Ironic as it may sound, Pakistan’s grandiose foreign policy ambitions — checking the big neighbour India, strategic depth in Afghanistan, attainment of nuclear weapons — were all laid out by the hugely popular Zulfikar Ali Bhutto. Since the 1990s, the political parties have changed track and now articulate for a far more realistic foreign policy but they are sufficiently disempowered to translate that into reality due to might of the military and the way the latter has the ability to garner the support of other unelected institutions such as the judiciary and the media for its ‘line’.

Therefore, to expect the military paradigm on Afghanistan to change anytime soon is a little less than fanciful. It will not give up its space under the sun, unless of course it risks a huge reduction in its primal position within the country and its strategic leverage in the region. Thus, the choice is hard and if the US is serious about getting a fairer deal for all parties, it will need to examine this issue and bring all parties on the table, i.e. Afghanistan, Pakistan, India and Iran. Short of a regional solution sustainable peace cannot be achieved in the region.

Coming back to short-term prospects, the situation is grim. Pakistan’s security establishment has been fighting Pakistani Taliban in Swat and parts of FATA; and has been at best ambivalent about the Afghan Taliban, including the infamous Haqqani network that according to media reports has been operating from Pakistan. Pakistan’s military should also review the Taliban rule in Afghanistan and how they were not always the kind of partners and proxies we had envisioned.

Supporting extremist ideologies at home and abroad is outright dangerous. This is not the Pakistan of 1990s. Two decades later, we have a far more polarized polity with Al Qaeda’s local allies in large numbers. Al Qaeda’s nihilistic ideology, it should be remembered, is against the organisation of Pakistani state itself. How would Pakistan’s security establishment wield power in the absence of a functional state? Time and again, its capacity to manage domestic affairs has been exposed. Furthermore, national security doctrines cannot play out in a cash-strapped country struggling with stagnation and hyperinflation.

During the last decade, Pakistan received assistance worth $20.7 billion out of which $14.2 billion went to the military. The civilian share was around $6.5 billion. Under the Kerry-Lugar-Berman aid legislation, Pakistan was to receive 1.5 billion every year but the actual disbursement has been around $480 million for the past two years.

It is for Pakistan to see if it wants to choose a path of isolation and hand over the country to Al Qaeda and its affiliates, thereby putting our long-term future at stake. Or it would adopt a realistic path where it can keep its national interests above everything yet acting as a responsible member of international community.

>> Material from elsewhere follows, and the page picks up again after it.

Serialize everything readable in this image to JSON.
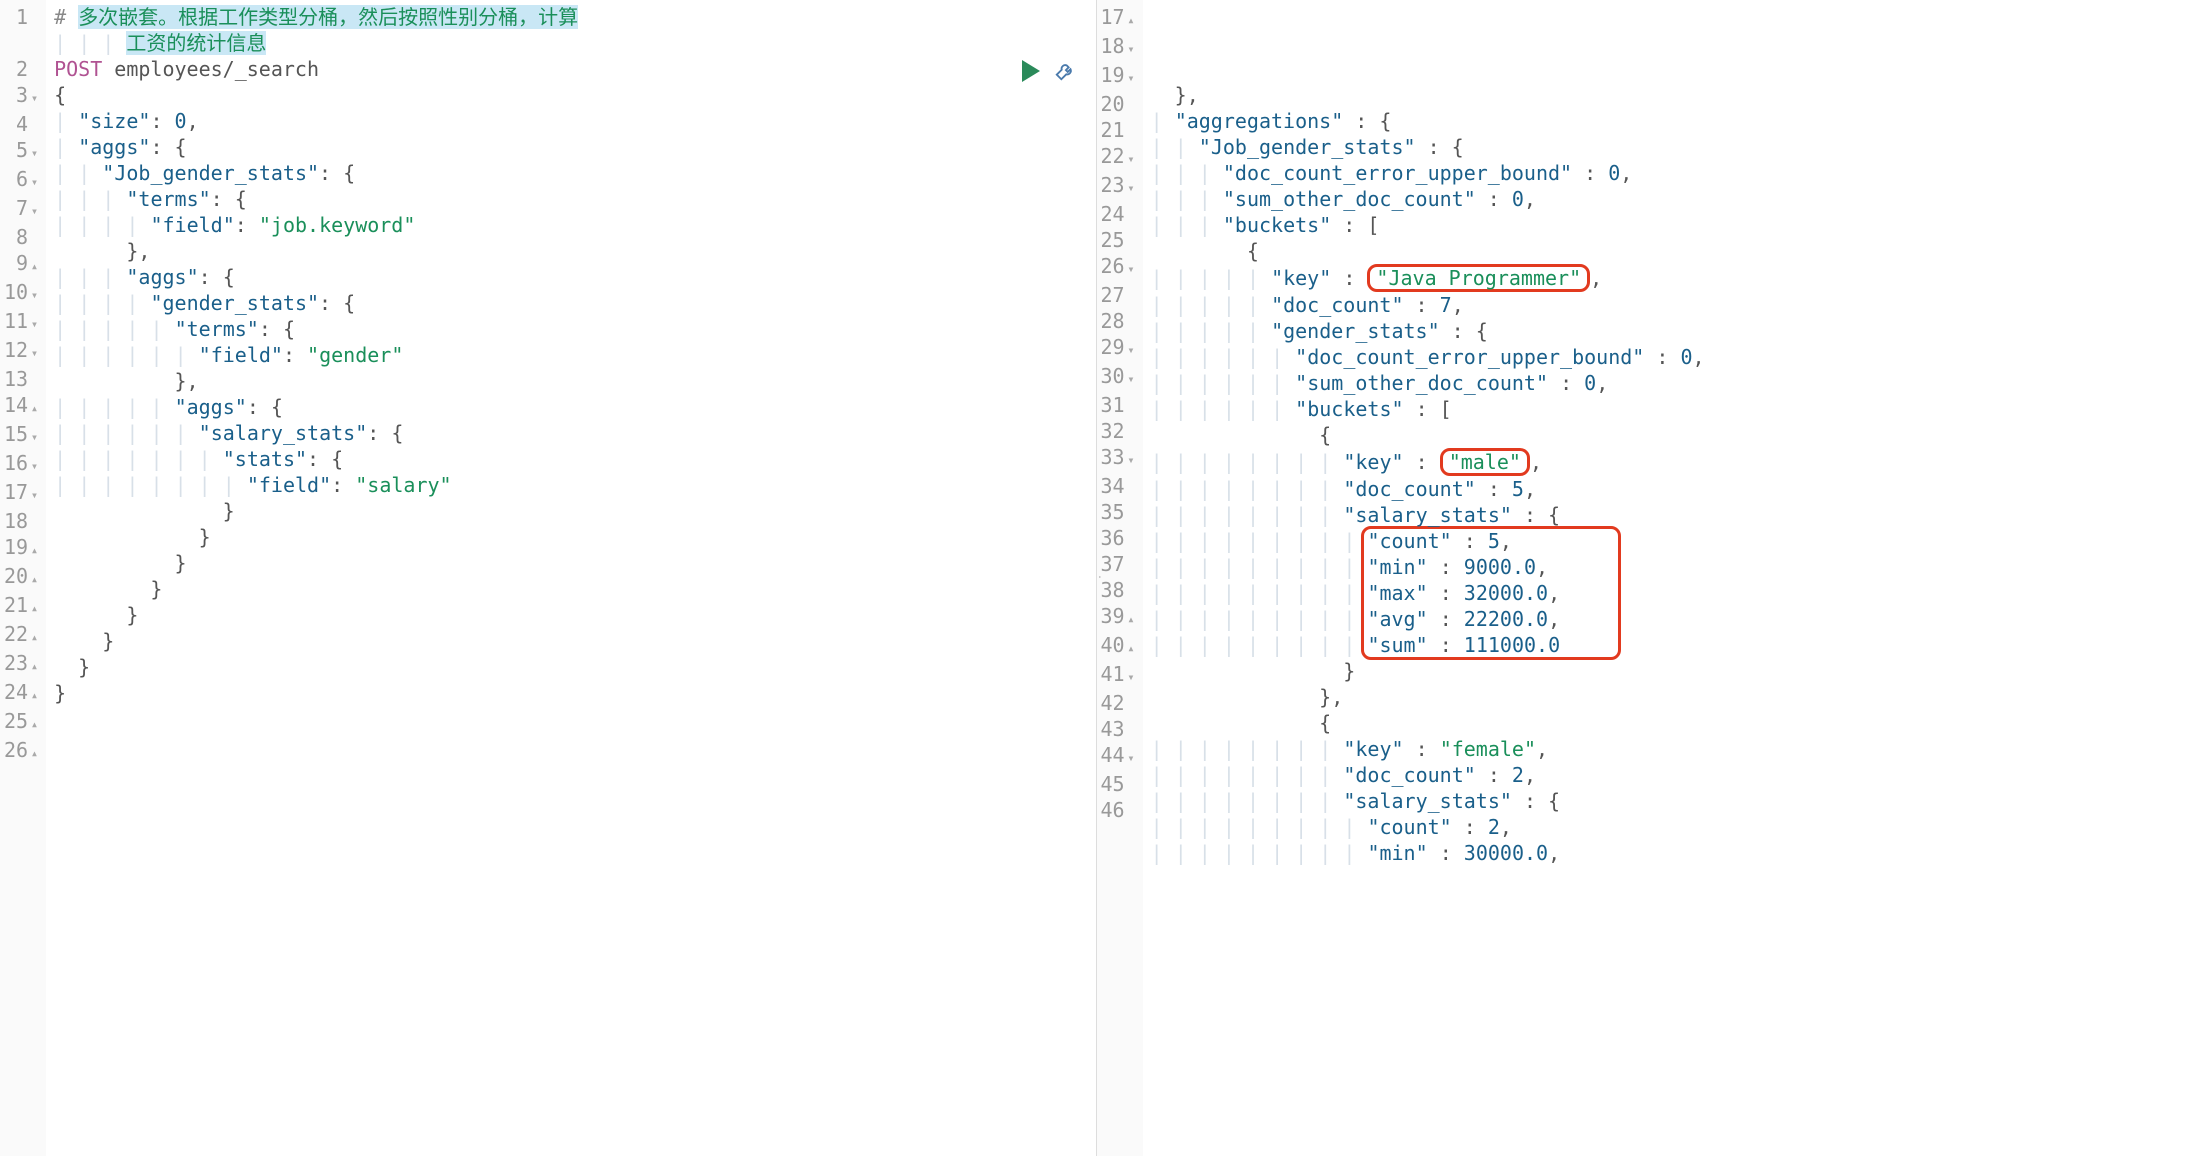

The writer is a policy adviser based in Lahore. His writings are archived at www.razarumi.com. Follow him on Twitter: @razarumi

Leave a Reply